(RECORD EXCERPTS begins)

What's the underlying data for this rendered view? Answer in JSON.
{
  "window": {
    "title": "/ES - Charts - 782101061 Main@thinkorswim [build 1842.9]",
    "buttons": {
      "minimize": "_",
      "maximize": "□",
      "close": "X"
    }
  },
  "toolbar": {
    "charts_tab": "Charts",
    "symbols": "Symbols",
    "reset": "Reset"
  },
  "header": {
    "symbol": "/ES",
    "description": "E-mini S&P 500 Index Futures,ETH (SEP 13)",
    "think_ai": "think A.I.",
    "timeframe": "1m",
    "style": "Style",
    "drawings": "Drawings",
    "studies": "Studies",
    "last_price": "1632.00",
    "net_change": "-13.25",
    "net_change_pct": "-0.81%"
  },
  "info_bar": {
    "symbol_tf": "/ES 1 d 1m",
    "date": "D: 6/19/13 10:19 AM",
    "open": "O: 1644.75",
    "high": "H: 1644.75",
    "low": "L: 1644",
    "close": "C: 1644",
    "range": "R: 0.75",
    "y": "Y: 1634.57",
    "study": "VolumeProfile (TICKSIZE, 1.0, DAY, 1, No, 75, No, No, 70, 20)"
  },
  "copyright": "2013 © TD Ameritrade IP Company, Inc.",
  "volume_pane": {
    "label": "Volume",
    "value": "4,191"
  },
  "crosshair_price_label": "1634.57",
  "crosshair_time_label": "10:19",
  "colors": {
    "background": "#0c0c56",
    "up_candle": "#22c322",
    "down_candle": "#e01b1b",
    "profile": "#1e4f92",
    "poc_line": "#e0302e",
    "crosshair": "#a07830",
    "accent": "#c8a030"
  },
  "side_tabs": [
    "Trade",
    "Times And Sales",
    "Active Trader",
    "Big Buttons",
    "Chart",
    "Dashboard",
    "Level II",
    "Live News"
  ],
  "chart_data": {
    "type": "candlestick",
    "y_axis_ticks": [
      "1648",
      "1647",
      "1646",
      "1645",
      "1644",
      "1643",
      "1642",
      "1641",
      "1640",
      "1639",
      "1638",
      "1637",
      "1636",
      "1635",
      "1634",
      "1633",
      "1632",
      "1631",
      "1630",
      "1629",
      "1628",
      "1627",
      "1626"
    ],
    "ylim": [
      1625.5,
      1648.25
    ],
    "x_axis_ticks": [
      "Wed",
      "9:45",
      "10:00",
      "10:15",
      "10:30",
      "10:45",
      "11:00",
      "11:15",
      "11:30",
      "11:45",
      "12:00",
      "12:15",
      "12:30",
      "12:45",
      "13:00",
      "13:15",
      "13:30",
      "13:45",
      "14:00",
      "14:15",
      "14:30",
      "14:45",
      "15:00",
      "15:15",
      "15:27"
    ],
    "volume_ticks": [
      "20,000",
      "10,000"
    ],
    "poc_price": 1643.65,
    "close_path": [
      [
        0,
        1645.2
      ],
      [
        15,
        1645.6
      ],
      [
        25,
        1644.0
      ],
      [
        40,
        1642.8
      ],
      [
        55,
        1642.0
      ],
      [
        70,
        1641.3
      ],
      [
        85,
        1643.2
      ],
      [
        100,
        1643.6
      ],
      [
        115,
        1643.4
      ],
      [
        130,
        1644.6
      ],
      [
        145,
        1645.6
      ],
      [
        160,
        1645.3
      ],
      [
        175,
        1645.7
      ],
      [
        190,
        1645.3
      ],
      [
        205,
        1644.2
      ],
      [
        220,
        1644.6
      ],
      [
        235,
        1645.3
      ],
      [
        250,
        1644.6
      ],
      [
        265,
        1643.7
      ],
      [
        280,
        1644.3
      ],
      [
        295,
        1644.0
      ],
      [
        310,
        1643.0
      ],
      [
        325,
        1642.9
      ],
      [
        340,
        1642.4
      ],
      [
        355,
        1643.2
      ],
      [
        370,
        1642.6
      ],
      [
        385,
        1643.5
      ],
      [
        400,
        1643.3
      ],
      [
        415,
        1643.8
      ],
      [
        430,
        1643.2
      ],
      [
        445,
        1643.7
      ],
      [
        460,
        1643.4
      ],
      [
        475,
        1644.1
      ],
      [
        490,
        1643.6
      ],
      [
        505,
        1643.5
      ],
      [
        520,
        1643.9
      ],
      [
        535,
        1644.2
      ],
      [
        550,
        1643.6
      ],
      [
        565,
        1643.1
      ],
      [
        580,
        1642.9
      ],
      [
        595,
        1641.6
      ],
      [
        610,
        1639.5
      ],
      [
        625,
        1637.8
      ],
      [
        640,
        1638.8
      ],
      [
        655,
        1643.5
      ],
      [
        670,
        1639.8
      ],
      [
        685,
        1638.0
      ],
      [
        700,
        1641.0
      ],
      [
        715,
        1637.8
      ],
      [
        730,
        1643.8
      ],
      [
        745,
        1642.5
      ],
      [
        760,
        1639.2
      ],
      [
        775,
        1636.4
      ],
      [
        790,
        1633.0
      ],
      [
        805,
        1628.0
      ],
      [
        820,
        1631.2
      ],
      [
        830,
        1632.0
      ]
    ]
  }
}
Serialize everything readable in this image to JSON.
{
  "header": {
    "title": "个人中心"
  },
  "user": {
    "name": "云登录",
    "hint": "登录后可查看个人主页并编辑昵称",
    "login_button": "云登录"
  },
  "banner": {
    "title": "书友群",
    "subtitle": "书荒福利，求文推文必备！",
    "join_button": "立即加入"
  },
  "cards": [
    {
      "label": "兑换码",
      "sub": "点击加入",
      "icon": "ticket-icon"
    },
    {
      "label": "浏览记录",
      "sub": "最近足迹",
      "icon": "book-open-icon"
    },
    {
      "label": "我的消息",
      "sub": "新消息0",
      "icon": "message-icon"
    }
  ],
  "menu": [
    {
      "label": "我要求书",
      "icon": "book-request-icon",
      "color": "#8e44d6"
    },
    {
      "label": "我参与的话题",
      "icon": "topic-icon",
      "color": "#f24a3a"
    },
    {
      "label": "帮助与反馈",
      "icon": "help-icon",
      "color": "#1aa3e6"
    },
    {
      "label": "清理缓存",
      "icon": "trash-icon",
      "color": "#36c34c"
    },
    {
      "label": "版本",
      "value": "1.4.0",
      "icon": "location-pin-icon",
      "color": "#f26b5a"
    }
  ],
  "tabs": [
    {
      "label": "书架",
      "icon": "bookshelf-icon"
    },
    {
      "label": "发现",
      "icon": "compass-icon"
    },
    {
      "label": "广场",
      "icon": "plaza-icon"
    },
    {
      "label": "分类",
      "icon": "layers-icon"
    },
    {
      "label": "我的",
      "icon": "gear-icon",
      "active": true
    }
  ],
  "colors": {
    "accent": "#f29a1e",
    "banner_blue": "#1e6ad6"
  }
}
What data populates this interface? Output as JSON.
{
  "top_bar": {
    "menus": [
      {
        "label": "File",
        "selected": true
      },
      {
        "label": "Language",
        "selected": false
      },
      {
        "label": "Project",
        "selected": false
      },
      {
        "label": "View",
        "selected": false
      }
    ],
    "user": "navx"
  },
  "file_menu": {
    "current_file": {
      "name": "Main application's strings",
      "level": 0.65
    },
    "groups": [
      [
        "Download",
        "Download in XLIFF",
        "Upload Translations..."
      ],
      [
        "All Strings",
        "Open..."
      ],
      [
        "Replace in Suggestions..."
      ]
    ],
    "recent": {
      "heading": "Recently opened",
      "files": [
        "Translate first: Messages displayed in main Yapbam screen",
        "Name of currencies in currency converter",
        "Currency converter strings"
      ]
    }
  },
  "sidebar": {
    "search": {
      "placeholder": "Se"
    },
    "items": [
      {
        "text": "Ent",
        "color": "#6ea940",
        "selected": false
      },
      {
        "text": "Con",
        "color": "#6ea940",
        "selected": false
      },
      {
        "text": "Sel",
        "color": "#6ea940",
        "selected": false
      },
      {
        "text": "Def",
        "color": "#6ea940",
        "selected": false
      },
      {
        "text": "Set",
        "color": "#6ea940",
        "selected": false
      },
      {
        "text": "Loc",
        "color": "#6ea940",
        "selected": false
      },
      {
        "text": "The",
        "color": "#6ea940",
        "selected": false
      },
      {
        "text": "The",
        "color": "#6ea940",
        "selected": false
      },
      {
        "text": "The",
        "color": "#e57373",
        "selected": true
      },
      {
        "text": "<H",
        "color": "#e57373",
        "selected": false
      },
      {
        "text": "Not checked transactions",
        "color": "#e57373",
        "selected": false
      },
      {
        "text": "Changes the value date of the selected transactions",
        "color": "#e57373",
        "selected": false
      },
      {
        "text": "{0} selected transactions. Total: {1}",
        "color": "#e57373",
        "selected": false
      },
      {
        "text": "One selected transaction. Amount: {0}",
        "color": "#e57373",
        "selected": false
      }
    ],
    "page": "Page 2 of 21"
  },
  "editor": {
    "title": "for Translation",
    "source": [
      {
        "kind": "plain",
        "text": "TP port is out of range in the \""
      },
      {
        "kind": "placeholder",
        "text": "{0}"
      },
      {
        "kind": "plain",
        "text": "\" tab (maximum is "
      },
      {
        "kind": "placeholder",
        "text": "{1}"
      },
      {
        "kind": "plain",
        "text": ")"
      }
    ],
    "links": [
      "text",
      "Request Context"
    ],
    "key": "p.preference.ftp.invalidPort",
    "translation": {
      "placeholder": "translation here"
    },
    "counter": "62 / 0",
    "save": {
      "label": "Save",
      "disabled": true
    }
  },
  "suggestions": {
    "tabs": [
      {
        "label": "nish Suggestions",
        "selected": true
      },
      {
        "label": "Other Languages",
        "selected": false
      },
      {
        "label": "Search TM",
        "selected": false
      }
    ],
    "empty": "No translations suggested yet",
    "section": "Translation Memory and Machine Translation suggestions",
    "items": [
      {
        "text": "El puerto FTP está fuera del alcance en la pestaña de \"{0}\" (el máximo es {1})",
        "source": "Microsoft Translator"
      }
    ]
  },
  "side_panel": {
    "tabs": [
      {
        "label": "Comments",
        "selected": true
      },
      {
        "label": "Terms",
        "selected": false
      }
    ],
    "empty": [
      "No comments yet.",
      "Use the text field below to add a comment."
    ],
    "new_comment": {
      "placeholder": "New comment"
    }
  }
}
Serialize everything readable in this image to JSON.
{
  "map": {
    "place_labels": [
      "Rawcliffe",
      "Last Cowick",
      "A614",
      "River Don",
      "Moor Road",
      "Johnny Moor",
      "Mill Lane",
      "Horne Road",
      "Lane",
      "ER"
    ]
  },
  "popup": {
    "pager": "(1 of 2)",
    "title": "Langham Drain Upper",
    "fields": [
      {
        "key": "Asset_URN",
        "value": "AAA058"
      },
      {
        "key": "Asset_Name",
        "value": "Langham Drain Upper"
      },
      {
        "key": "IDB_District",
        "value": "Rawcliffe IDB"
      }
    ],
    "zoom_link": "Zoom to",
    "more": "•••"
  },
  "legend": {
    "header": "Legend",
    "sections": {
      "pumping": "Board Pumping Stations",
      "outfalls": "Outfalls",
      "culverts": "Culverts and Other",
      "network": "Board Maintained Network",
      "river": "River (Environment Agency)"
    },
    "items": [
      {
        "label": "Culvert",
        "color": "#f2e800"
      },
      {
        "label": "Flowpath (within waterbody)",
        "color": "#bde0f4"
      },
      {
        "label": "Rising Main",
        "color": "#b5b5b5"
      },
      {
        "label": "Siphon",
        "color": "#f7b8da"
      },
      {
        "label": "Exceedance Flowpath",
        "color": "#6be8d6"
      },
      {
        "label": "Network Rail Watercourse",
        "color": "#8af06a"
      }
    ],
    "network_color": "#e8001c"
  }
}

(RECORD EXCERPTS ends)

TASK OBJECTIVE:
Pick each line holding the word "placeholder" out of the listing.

ANSWER TO THIS TASK:
      "placeholder": "Se"
        "kind": "placeholder",
        "kind": "placeholder",
      "placeholder": "translation here"
      "placeholder": "New comment"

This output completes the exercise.